By Mark Cowen, Senior MedWire Reporter
Sleep impairment plays a significant role in the course of bipolar disorder among adolescents, US study results suggest.
Jessica Lunsford-Avery (University of Colorado at Boulder) and colleagues found that sleep impairment was significantly and positively associated with mania and depression symptoms and psychosocial impairment over a 2-year follow-up period in young people with the mood disorder.
The team suggests that "psychosocial treatments focusing on sleep stabilization may prove effective in improving the prognosis of adolescent bipolar spectrum disorder-related sleep irregularities."
The findings come from a study of 53 adolescents with bipolar disorder, aged a mean of 14.6 years at baseline, who participated in a family focused treatment trial.
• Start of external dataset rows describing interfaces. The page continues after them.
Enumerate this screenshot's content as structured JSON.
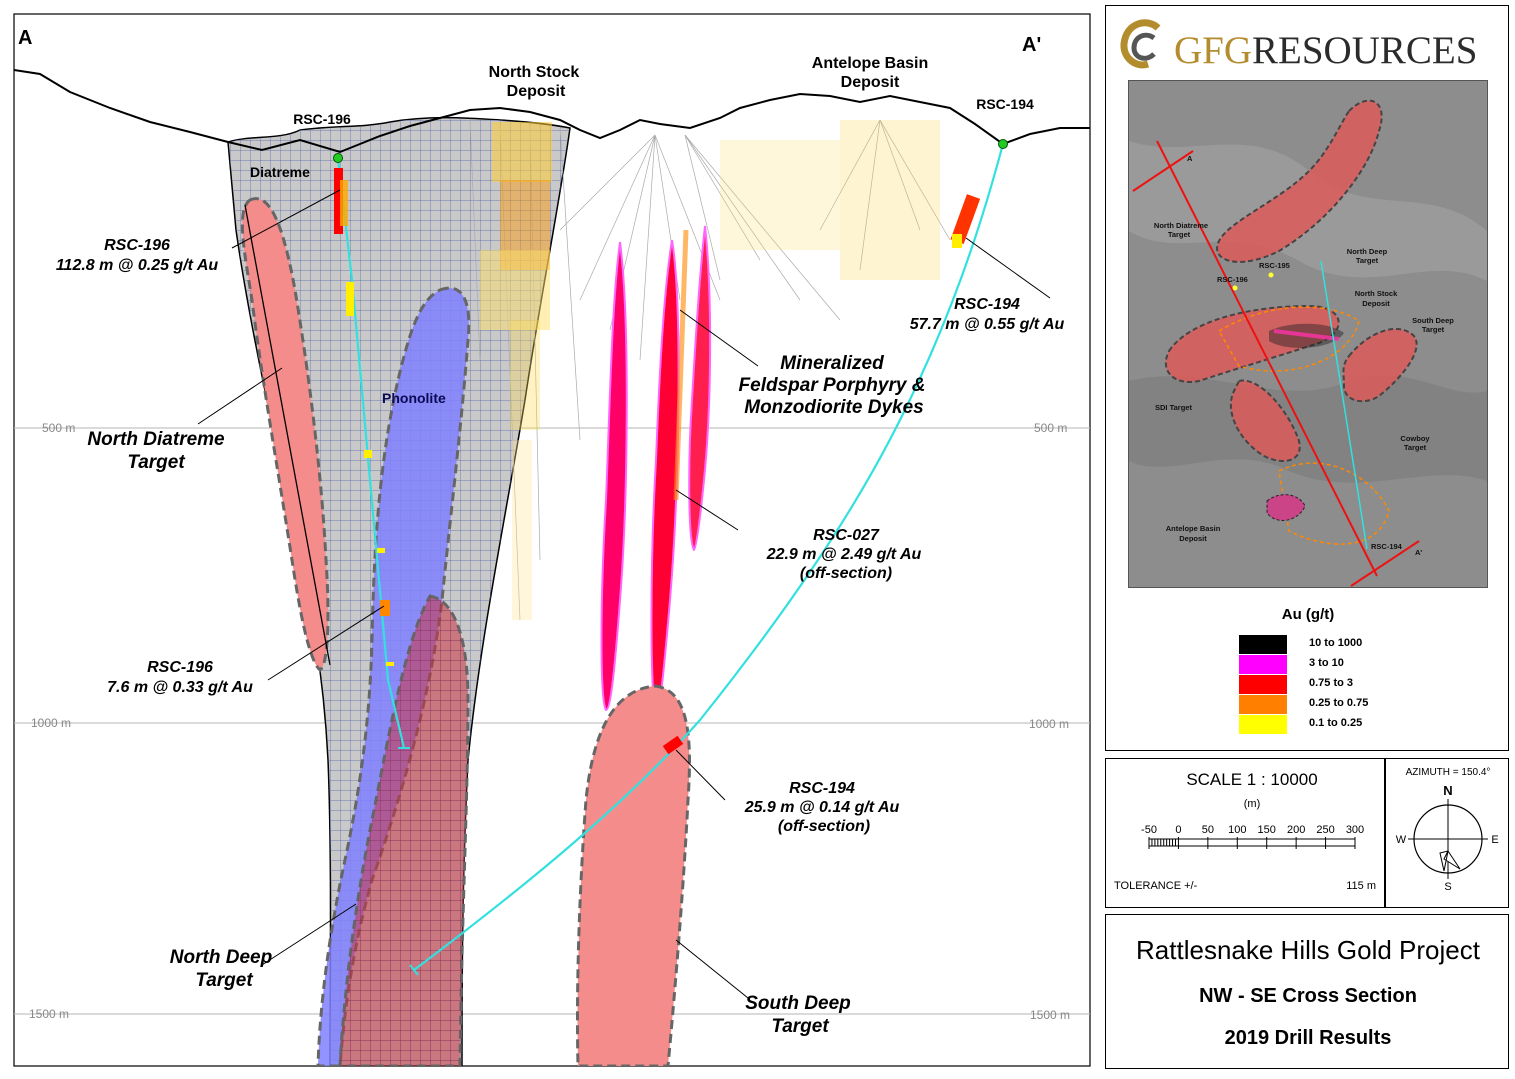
{
  "section": {
    "corner_left": "A",
    "corner_right": "A'",
    "deposits": {
      "north_stock": [
        "North Stock",
        "Deposit"
      ],
      "antelope": [
        "Antelope Basin",
        "Deposit"
      ]
    },
    "collars": {
      "rsc196": "RSC-196",
      "rsc194": "RSC-194"
    },
    "units": {
      "diatreme": "Diatreme",
      "phonolite": "Phonolite"
    },
    "elevations": {
      "e500": "500 m",
      "e1000": "1000 m",
      "e1500": "1500 m"
    },
    "intercepts": {
      "rsc196_a": [
        "RSC-196",
        "112.8 m @ 0.25 g/t Au"
      ],
      "rsc196_b": [
        "RSC-196",
        "7.6 m @ 0.33 g/t Au"
      ],
      "rsc194_a": [
        "RSC-194",
        "57.7 m @ 0.55 g/t Au"
      ],
      "rsc194_b": [
        "RSC-194",
        "25.9 m @ 0.14 g/t Au",
        "(off-section)"
      ],
      "rsc027": [
        "RSC-027",
        "22.9 m @ 2.49 g/t Au",
        "(off-section)"
      ]
    },
    "targets": {
      "north_diatreme": [
        "North Diatreme",
        "Target"
      ],
      "north_deep": [
        "North Deep",
        "Target"
      ],
      "south_deep": [
        "South Deep",
        "Target"
      ],
      "dykes": [
        "Mineralized",
        "Feldspar Porphyry &",
        "Monzodiorite Dykes"
      ]
    },
    "colors": {
      "diatreme_fill": "#c9c9c9",
      "phonolite_fill": "#8080ff",
      "target_fill": "#f58c8c",
      "trace": "#33e0e0",
      "collar": "#22cc22"
    }
  },
  "logo": {
    "gfg": "GFG",
    "resources": "RESOURCES"
  },
  "map": {
    "labels": {
      "north_diatreme": [
        "North Diatreme",
        "Target"
      ],
      "north_deep": [
        "North Deep",
        "Target"
      ],
      "north_stock": [
        "North Stock",
        "Deposit"
      ],
      "south_deep": [
        "South Deep",
        "Target"
      ],
      "sdi": "SDI Target",
      "cowboy": [
        "Cowboy",
        "Target"
      ],
      "antelope": [
        "Antelope Basin",
        "Deposit"
      ],
      "rsc196": "RSC-196",
      "rsc195": "RSC-195",
      "rsc194": "RSC-194",
      "a": "A",
      "a_prime": "A'"
    }
  },
  "legend": {
    "title": "Au (g/t)",
    "items": [
      {
        "label": "10 to 1000",
        "color": "#000000"
      },
      {
        "label": "3 to 10",
        "color": "#ff00ff"
      },
      {
        "label": "0.75 to 3",
        "color": "#ff0000"
      },
      {
        "label": "0.25 to 0.75",
        "color": "#ff8000"
      },
      {
        "label": "0.1 to 0.25",
        "color": "#ffff00"
      }
    ]
  },
  "scale": {
    "label": "SCALE  1 : 10000",
    "unit": "(m)",
    "ticks": [
      "-50",
      "0",
      "50",
      "100",
      "150",
      "200",
      "250",
      "300"
    ],
    "tolerance_label": "TOLERANCE  +/-",
    "tolerance_value": "115 m"
  },
  "north_arrow": {
    "azimuth": "AZIMUTH = 150.4°",
    "n": "N",
    "s": "S",
    "e": "E",
    "w": "W"
  },
  "title": {
    "main": "Rattlesnake Hills Gold Project",
    "sub": "NW - SE Cross Section",
    "year": "2019 Drill Results"
  }
}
All of the participants were assessed at baseline and at regular intervals over a mean 83.9-week follow-up period using the Kiddie Schedule for Affective Disorders and Schizophrenia for School-Age Children Mania Rating Scale (MRS) and Depression Rating Scale (DRS).
They were also assessed at regular intervals using the Adolescent Sleep Habits Questionnaire (ASHQ) and the Adolescent Longitudinal Interval Follow-up Evaluation (A-LIFE) Psychosocial Scales.
The researchers note that the mean MRS score at baseline was 28.19, indicating clinically significant symptoms of mania; the mean DRS score was 22.46, indicating moderate levels of depression; and the mean ASHQ score was 43.76, indicating moderate levels of sleep impairment.
Mixed effects modeling revealed that ASHQ sleep disturbance scores significantly predicted MRS scores over time, such that as the level of sleep disturbance increased, mania severity also increased.
The team also found that ASHQ sleep scores significantly predicted DRS over the follow-up period, in that greater levels of sleep impairment were associated with more severe depressive symptoms.
Furthermore, after accounting for MRS and DRS scores, ASHQ sleep scores significantly predicted A-LIFE Psychosocial Scale scores over the study period, such that higher levels of sleep impairment were associated with more psychosocial impairment.
Lunsford-Avery et al conclude in Psychiatry Research: "The present study provides evidence for a robust link between sleep problems and mood symptoms and functioning in adolescents with bipolar spectrum disorder followed for up to 2 years."
They add that "given that an association between sleep disturbance, mood, and daytime functioning has been shown in most adolescents, including those recruited from community high school samples, the development and empirical evaluation of therapies targeting sleep may benefit not only adolescents with BSD, but also the larger pediatric population."
Licensed from medwireNews with permission from Springer Healthcare Ltd. ©Springer Healthcare Ltd. All rights reserved. Neither of these parties endorse or recommend any commercial products, services, or equipment.